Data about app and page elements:
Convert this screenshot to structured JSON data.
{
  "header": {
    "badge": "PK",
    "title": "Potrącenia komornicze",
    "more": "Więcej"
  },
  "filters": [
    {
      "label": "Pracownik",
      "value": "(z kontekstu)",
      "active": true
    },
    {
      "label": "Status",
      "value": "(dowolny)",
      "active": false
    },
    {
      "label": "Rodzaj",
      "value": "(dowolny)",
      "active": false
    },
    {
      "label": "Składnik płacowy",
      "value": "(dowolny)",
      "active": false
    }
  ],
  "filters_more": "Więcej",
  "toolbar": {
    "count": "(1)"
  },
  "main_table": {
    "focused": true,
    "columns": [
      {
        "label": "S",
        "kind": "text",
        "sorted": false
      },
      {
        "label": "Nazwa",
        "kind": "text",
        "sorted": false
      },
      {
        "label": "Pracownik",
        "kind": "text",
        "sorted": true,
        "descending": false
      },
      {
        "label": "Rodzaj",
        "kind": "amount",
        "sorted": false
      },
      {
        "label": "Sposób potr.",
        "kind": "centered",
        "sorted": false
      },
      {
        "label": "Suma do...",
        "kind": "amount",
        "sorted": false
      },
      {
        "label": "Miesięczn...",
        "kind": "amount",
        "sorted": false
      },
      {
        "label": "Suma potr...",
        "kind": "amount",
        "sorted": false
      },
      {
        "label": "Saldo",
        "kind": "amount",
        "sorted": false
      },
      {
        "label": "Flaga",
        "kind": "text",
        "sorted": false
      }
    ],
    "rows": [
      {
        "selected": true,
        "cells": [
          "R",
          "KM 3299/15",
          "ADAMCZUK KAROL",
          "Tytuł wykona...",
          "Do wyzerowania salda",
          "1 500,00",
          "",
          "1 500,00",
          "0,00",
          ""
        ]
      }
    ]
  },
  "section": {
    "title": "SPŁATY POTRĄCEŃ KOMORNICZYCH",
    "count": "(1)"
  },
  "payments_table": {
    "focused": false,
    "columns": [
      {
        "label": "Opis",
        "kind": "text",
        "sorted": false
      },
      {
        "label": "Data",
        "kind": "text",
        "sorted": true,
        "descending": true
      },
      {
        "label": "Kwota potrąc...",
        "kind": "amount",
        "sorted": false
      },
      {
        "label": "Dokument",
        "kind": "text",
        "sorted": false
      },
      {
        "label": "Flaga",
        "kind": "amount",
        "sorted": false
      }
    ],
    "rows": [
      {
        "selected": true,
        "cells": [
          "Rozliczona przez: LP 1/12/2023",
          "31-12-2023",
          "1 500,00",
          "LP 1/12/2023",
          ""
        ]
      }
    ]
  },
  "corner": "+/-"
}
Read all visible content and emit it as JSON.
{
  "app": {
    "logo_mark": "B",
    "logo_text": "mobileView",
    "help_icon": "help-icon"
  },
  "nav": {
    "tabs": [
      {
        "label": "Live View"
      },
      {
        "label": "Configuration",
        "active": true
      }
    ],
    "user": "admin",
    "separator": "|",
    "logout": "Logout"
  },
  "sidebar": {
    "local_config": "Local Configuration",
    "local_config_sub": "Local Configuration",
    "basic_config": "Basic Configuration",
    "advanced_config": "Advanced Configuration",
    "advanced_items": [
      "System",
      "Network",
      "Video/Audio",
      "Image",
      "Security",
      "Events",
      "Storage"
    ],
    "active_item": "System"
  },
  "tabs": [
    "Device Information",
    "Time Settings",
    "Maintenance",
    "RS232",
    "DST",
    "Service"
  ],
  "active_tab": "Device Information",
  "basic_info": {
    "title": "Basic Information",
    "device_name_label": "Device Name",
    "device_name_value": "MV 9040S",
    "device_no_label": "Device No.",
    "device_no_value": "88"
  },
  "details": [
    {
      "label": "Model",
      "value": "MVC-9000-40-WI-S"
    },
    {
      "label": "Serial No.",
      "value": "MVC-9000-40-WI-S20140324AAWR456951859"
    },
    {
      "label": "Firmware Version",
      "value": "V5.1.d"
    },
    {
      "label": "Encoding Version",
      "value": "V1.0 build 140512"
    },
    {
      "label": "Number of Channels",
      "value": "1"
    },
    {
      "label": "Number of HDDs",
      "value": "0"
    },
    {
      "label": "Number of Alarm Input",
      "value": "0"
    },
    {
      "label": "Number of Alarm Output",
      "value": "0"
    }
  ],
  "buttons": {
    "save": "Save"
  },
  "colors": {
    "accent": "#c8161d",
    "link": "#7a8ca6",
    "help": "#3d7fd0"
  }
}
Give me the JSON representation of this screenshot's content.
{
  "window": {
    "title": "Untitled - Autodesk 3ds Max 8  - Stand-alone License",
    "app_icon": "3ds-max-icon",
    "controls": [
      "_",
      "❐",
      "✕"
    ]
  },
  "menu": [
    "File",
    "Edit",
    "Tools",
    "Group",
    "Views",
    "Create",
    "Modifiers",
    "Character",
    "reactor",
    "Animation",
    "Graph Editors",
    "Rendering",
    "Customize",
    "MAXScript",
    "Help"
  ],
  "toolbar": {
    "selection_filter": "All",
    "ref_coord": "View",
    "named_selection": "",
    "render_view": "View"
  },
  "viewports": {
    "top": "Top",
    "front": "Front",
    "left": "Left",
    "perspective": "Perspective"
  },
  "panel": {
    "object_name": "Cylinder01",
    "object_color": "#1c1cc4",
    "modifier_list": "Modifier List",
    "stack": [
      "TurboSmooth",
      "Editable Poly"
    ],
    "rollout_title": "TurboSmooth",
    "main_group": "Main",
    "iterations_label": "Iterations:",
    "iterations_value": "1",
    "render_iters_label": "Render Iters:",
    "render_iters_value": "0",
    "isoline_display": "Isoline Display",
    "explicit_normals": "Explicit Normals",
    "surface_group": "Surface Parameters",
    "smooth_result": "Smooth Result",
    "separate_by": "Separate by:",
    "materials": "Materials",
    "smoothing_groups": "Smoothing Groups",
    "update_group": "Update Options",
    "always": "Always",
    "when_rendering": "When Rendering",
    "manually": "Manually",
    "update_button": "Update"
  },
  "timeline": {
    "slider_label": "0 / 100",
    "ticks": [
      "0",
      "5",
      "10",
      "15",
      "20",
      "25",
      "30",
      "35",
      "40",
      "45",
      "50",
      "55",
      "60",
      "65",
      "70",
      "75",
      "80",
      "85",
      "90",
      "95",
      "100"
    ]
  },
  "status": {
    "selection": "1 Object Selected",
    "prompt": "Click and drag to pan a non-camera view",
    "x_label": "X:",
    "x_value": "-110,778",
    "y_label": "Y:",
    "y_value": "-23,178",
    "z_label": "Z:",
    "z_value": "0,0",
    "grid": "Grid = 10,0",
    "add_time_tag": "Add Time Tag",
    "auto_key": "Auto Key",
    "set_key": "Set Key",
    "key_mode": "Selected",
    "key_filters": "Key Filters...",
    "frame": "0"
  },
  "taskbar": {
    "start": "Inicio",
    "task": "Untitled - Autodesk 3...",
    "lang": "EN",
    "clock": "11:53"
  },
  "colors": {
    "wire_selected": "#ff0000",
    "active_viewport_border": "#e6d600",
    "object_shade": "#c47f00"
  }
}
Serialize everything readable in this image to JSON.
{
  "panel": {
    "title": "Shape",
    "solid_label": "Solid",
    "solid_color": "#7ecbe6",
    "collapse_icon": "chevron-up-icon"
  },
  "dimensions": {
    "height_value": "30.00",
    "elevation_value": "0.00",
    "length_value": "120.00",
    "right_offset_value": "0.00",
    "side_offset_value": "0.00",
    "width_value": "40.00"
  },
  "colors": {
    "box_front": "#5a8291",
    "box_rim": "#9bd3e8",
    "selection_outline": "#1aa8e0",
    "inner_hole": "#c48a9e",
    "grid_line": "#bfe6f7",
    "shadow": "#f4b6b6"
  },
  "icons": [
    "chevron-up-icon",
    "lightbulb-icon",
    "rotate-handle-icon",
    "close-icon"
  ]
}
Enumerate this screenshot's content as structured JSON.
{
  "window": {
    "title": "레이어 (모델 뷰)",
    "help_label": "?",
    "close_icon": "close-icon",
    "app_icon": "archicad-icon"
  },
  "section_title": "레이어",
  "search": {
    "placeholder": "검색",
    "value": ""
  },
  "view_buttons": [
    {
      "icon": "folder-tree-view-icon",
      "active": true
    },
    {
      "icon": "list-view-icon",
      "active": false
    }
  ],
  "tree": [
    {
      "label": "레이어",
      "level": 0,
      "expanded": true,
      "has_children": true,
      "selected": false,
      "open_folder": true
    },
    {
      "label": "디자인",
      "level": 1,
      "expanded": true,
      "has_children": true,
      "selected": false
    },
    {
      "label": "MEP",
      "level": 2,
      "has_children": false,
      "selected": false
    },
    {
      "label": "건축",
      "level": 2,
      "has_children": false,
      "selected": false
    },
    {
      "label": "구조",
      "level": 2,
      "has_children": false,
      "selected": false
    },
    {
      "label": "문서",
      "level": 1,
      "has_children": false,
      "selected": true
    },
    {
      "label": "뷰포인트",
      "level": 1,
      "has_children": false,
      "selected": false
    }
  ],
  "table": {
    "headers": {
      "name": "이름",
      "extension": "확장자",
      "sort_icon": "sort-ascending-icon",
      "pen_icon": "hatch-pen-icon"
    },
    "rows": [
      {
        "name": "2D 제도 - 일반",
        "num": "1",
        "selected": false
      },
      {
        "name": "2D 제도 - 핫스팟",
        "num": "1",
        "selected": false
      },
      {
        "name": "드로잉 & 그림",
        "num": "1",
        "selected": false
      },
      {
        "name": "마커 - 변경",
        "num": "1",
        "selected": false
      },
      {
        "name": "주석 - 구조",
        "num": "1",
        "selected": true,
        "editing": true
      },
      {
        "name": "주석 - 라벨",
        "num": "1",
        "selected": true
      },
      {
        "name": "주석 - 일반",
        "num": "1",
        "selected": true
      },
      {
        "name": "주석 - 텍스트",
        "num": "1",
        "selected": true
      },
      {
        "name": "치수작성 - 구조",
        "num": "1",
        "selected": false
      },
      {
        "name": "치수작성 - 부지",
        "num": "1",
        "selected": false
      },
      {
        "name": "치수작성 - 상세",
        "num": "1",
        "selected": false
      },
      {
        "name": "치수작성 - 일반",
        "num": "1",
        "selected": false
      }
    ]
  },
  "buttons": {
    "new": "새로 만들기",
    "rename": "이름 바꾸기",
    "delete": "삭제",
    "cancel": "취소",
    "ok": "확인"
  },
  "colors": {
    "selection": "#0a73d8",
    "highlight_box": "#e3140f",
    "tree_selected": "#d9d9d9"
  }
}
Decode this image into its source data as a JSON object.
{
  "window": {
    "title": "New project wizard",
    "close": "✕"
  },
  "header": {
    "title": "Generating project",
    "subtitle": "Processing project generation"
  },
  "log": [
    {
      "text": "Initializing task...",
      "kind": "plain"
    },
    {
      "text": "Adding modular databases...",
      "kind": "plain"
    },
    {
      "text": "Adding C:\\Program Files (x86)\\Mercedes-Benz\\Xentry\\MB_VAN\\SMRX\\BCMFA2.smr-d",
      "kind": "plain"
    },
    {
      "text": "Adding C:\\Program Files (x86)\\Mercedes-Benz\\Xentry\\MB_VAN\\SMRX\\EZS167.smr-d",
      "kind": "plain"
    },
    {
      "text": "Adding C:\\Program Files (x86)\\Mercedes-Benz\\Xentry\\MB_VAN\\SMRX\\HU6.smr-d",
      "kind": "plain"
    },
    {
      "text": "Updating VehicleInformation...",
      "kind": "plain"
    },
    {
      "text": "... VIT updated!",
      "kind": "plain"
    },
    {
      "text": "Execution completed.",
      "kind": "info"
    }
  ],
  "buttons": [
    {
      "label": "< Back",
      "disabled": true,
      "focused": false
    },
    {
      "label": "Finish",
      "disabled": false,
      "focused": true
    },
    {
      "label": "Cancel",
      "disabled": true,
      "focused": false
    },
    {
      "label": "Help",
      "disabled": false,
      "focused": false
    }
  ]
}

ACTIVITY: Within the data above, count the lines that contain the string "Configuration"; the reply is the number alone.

OUTPUT OF THE EXERCISE: 5